“TRIO’s business is retention,” Schroeder said. However, the program relies on a grant from the U.S. Department of Education and their resources are outweighed by their demand, causing them to turn away eligible students.
Laura Bush, academic counselor for the TRIO Achievement Program, attributes a portion of the program’s success to the program’s level of contact with individual students. Each TRIO student is required to make in-person contact with the program at least twice a term, yet many students significantly overshoot this requirement.
Bush also pointed out the program’s individual tailored counseling programs for each student. “We try to serve each student that walks in the door individually,” Bush explained. “You can think of us as a one-stop safe space where students can go to negotiate the Knox campus and the Knox degree.”
Many faculty members express a need for campus to evolve to accommodate the 21st century student body in order to reflect its diverse makeup and recognize the progress being made to do so.
“I’m really proud that our faculty voted practically unanimously to have faculty members attend a diversity training workshop,” said Associate Professor and Chair of Gender and Women’s Studies Magali Roy-Fequire. “These steps are not flashy or really visible, but they are taking us in the right direction.”
Professor and Chair of Africana Studies Fred Hord, who serves on the college’s Diversity Committee, pointed out that the college’s plans to implement a summer bridge program are “not new” and that Knox has attempted similar program years before.
Hord drew attention to the stereotypes and stigmas that can lower academic confidence and performance of minority students, ultimately affecting retention amongst these groups.
From his own personal experience, Hord notes that students of color have few faculty and staff members who resemble them to consult in times of need, leading them to seek guidance from a small pool of professors.
“Black teachers become unofficial advisors and that’s okay, but we’re just not equipped to help all of these students,” Hord explained.
As a part of their 2008 strategic plan, Knox College aims to boost its retention rates from 88 to 92 percent by 2018, but Chief Institutional Research Officer Charles Clark explains that the academic world places too much emphasis on retention.
“By looking at retention we’re masking what is really important,” Clark said. Instead, Clark urges us a comparison of the college’s overall graduation rates to those of other colleges.

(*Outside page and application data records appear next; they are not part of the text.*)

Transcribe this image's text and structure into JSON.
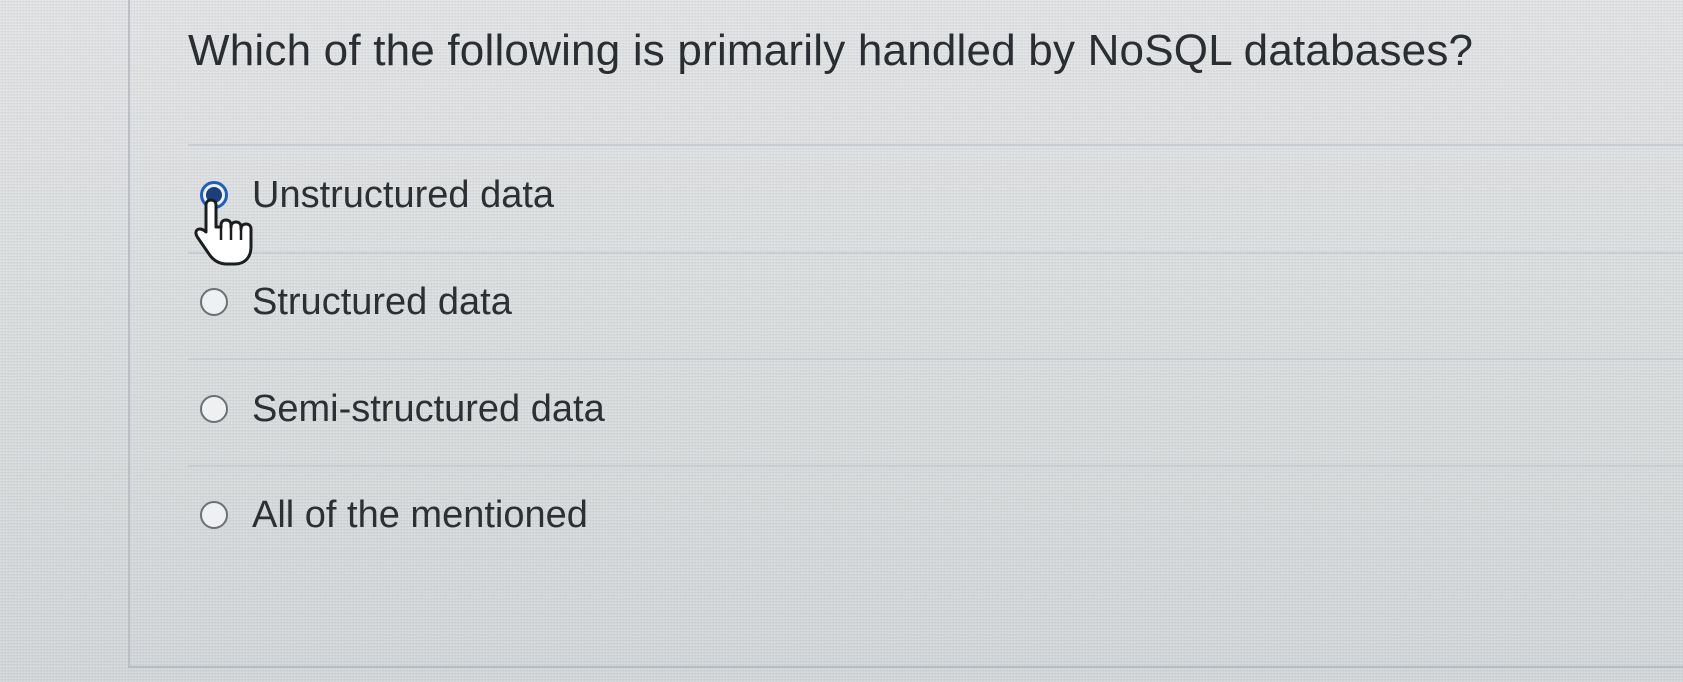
{
  "question": {
    "text": "Which of the following is primarily handled by NoSQL databases?"
  },
  "options": [
    {
      "label": "Unstructured data",
      "selected": true
    },
    {
      "label": "Structured data",
      "selected": false
    },
    {
      "label": "Semi-structured data",
      "selected": false
    },
    {
      "label": "All of the mentioned",
      "selected": false
    }
  ],
  "colors": {
    "radio_selected": "#1b3f7d",
    "text": "#2c2f33",
    "divider": "#c7cdd3"
  },
  "icons": {
    "cursor": "hand-pointer-icon"
  }
}
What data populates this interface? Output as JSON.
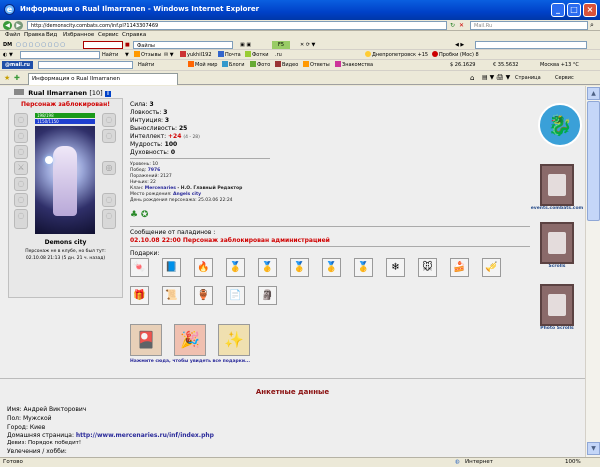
{
  "window": {
    "title": "Информация о Rual Ilmarranen - Windows Internet Explorer",
    "minimize": "_",
    "maximize": "□",
    "close": "×"
  },
  "address": {
    "url": "http://demonscity.combats.com/inf.pl?1143307469",
    "search_placeholder": "Mail.Ru"
  },
  "menu": [
    "Файл",
    "Правка",
    "Вид",
    "Избранное",
    "Сервис",
    "Справка"
  ],
  "toolbar1": {
    "dm": "DM",
    "find": "Найти",
    "files": "Файлы",
    "reviews": "Отзывы",
    "mail": "Почта",
    "photos": "Фотки",
    "user": "yukhil192",
    "ru": ".ru",
    "weather": "Днепропетровск +15",
    "traffic": "Пробки (Мос) 8"
  },
  "toolbar2": {
    "logo": "@mail.ru",
    "find": "Найти",
    "mymir": "Мой мир",
    "blogs": "Блоги",
    "photo": "Фото",
    "video": "Видео",
    "answers": "Ответы",
    "dating": "Знакомства",
    "usd": "$ 26.1629",
    "eur": "€ 35.5632",
    "moscow": "Москва +13 °C"
  },
  "tab": {
    "label": "Информация о Rual Ilmarranen",
    "home": "⌂",
    "page": "Страница",
    "service": "Сервис"
  },
  "character": {
    "name": "Rual Ilmarranen",
    "level": "[10]",
    "blocked": "Персонаж заблокирован!",
    "hp": "198/198",
    "mana": "1150/1150",
    "city": "Demons city",
    "last_seen": "Персонаж не в клубе, но был тут:",
    "last_seen_date": "02.10.08 21:13 (5 дн. 21 ч. назад)"
  },
  "stats": [
    {
      "label": "Сила:",
      "value": "3"
    },
    {
      "label": "Ловкость:",
      "value": "3"
    },
    {
      "label": "Интуиция:",
      "value": "3"
    },
    {
      "label": "Выносливость:",
      "value": "25"
    },
    {
      "label": "Интеллект:",
      "value": "+24",
      "extra": "(4 - 28)"
    },
    {
      "label": "Мудрость:",
      "value": "100"
    },
    {
      "label": "Духовность:",
      "value": "0"
    }
  ],
  "info": {
    "level": "Уровень: 10",
    "wins_label": "Побед:",
    "wins": "7976",
    "losses": "Поражений: 2127",
    "draws": "Ничьих: 22",
    "clan_label": "Клан:",
    "clan": "Mercenaries",
    "clan_role": "- Н.О. Главный Редактор",
    "birthplace_label": "Место рождения:",
    "birthplace": "Angels city",
    "birthday": "День рождения персонажа: 25.03.06 22:24"
  },
  "paladin": {
    "header": "Сообщение от паладинов :",
    "message": "02.10.08 22:00 Персонаж заблокирован администрацией"
  },
  "gifts": {
    "header": "Подарки:",
    "row1": [
      "🍬",
      "📘",
      "🔥",
      "🥇",
      "🥇",
      "🥇",
      "🥇",
      "🥇",
      "❄",
      "🐭",
      "🍰",
      "🎺"
    ],
    "row2": [
      "🎁",
      "📜",
      "🏺",
      "📄",
      "🗿"
    ],
    "cards": [
      "🎴",
      "🎉",
      "✨"
    ],
    "more": "Нажмите сюда, чтобы увидеть все подарки..."
  },
  "sidebar": [
    {
      "label": "events.combats.com",
      "icon": "dragon-icon"
    },
    {
      "label": "Scrolls",
      "icon": "scroll-icon"
    },
    {
      "label": "Photo Scrolls",
      "icon": "photo-scroll-icon"
    }
  ],
  "profile": {
    "title": "Анкетные данные",
    "name": "Имя: Андрей Викторович",
    "gender": "Пол: Мужской",
    "city": "Город: Киев",
    "homepage_label": "Домашняя страница:",
    "homepage": "http://www.mercenaries.ru/inf/index.php",
    "motto": "Девиз: Порядок победит!",
    "hobby": "Увлечения / хобби:"
  },
  "status": {
    "left": "Готово",
    "zone": "Интернет",
    "zoom": "100%"
  },
  "colors": {
    "blocked": "#d00000",
    "link": "#2a2a9a",
    "accent": "#0041c8"
  }
}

More specifically, Clark emphasizes that the five-year graduation rate will provide a more accurate picture, as it includes those students who spend that extra year on campus student teaching.
“A lot of higher education gets hung up on that second year, but the end game is the ultimate goal,” Clark explained.